**WORK TO COMPLETE:**
Scan the listing below. Copy each line that contains "logo".

□ □ □ □

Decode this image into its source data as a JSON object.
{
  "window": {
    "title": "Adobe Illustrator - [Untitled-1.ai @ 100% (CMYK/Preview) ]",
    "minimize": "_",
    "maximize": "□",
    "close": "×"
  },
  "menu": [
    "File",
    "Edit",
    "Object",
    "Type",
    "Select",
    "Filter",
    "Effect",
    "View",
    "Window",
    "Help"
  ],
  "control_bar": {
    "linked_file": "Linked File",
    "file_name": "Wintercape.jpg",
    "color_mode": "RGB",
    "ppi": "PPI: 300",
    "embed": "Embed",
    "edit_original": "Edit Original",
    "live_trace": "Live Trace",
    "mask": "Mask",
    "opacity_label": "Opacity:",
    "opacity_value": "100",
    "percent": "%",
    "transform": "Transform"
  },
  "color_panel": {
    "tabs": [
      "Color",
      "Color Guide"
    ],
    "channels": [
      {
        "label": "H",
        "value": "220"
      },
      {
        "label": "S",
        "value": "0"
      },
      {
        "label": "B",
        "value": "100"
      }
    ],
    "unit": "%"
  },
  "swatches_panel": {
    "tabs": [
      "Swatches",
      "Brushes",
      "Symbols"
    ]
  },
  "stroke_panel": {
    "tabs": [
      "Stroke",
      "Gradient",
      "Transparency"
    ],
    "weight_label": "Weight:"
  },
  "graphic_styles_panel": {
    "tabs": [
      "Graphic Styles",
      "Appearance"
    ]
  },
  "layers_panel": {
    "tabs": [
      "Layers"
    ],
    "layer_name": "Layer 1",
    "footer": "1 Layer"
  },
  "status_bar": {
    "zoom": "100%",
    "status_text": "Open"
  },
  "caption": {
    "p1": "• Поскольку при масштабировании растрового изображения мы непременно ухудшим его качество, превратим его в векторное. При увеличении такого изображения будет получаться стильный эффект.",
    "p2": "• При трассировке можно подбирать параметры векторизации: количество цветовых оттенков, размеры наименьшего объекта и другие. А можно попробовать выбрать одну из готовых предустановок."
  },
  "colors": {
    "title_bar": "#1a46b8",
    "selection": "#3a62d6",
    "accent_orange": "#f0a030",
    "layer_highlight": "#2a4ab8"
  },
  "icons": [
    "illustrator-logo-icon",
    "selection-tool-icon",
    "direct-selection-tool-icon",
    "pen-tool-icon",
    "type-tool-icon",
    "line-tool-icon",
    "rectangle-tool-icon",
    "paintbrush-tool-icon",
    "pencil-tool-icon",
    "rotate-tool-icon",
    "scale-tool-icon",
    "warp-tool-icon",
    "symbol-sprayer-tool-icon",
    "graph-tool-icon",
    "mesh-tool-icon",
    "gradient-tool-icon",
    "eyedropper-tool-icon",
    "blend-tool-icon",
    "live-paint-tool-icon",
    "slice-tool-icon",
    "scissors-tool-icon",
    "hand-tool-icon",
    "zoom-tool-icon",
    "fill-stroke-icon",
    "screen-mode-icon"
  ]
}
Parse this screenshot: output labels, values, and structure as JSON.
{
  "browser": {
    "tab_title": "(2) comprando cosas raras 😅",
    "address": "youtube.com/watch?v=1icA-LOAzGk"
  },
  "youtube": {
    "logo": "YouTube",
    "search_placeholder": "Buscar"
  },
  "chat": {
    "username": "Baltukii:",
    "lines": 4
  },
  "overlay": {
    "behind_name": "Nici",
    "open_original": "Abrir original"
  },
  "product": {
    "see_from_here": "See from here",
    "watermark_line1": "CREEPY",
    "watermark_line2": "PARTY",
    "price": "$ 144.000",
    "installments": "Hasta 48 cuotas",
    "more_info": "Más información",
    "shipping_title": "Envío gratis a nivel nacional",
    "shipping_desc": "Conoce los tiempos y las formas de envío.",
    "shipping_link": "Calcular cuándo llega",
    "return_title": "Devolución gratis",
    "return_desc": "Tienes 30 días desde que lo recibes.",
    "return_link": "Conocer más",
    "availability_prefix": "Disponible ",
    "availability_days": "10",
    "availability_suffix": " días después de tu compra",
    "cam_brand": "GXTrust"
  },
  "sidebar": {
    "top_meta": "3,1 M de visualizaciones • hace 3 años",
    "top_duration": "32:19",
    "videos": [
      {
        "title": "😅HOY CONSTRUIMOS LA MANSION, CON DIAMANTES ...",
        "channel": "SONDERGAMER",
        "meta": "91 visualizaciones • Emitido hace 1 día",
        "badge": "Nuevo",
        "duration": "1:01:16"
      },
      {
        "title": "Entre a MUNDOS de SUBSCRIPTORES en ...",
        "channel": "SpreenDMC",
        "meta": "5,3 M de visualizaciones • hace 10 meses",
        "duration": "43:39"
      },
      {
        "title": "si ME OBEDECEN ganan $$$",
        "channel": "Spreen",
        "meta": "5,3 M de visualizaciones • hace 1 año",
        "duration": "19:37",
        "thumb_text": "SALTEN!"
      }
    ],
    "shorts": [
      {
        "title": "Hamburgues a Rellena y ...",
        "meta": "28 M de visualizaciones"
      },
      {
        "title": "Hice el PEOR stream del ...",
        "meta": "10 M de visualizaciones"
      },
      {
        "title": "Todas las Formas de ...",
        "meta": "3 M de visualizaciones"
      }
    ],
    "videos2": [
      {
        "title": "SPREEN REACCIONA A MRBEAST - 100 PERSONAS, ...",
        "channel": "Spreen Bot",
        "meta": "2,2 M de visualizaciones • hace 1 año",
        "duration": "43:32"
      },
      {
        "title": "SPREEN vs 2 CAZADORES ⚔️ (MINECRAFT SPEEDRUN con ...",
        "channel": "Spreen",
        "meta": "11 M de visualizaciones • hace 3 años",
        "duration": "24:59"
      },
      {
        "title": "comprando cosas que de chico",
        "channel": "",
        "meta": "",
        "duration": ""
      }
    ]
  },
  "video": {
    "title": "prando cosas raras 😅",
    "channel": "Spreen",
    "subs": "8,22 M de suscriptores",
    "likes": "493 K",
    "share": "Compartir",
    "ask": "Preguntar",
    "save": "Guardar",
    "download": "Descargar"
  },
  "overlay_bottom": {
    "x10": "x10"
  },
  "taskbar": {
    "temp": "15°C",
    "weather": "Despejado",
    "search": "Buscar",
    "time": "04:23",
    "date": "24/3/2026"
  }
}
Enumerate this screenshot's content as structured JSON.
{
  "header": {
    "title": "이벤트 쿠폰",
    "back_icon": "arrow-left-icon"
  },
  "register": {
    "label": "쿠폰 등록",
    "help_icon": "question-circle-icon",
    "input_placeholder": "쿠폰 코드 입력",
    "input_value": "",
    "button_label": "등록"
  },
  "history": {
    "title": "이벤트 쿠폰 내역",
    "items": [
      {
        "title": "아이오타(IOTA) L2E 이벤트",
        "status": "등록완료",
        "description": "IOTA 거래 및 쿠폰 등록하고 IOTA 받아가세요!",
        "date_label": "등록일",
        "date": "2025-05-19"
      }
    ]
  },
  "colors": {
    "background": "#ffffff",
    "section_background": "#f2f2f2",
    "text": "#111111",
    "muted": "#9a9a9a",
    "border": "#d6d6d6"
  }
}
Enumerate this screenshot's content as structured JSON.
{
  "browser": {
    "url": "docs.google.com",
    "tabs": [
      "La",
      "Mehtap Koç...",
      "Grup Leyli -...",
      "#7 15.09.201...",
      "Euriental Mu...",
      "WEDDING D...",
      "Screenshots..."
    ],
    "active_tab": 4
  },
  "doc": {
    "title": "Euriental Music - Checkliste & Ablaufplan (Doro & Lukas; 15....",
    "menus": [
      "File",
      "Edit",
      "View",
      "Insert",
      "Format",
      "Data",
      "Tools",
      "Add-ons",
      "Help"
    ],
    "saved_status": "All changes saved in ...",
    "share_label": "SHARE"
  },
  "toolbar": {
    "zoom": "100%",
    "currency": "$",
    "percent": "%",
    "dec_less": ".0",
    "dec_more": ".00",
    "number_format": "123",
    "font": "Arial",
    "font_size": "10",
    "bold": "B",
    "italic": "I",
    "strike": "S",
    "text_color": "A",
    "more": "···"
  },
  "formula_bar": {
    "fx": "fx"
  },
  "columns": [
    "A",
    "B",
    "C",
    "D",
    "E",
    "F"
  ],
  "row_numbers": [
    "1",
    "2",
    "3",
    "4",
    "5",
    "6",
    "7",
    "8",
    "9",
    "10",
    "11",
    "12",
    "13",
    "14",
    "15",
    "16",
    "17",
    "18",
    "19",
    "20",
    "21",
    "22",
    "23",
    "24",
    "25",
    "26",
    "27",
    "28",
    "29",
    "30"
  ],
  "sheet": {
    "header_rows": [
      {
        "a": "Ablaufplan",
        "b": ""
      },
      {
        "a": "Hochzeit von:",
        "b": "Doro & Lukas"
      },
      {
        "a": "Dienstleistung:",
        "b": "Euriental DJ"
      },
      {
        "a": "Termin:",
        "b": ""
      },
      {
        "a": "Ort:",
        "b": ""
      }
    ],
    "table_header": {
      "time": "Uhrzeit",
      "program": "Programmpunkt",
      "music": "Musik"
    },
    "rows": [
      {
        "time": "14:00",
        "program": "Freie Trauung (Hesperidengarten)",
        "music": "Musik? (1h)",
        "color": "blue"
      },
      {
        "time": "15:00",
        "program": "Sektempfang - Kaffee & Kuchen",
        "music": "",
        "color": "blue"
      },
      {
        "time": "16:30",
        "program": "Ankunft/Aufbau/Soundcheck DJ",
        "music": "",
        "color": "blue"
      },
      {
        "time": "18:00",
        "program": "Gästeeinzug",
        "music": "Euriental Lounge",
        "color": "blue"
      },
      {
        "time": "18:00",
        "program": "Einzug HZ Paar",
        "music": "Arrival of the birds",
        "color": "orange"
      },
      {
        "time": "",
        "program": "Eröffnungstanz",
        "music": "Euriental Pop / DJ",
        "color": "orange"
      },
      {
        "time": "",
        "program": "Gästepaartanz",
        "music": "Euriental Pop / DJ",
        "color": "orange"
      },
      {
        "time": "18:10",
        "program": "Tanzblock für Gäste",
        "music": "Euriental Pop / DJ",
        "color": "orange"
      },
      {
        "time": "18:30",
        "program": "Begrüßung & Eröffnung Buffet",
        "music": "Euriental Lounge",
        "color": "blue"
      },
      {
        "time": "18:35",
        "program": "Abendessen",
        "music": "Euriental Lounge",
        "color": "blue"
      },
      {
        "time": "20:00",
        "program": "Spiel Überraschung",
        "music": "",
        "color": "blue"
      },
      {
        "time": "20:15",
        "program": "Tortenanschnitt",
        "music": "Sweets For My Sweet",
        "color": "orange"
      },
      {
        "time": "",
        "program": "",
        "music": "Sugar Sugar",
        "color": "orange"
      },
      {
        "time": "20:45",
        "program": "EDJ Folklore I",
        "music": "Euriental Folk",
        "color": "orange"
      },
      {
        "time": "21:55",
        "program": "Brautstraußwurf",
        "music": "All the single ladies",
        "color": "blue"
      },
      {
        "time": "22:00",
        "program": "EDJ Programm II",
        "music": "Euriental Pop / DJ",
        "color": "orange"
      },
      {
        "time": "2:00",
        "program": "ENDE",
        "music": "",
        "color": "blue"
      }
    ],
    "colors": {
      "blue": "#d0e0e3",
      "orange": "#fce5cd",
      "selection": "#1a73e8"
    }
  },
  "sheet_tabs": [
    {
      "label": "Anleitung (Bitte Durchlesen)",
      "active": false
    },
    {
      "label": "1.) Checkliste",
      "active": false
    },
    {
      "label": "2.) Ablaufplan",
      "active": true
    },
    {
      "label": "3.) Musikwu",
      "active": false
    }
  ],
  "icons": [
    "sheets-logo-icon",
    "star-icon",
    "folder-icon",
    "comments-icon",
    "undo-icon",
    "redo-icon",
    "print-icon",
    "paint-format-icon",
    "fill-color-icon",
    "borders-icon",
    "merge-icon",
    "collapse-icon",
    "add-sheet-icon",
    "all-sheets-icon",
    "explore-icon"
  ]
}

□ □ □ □

**WRITTEN ANSWER:**
    "illustrator-logo-icon",
    "logo": "YouTube",
    "sheets-logo-icon",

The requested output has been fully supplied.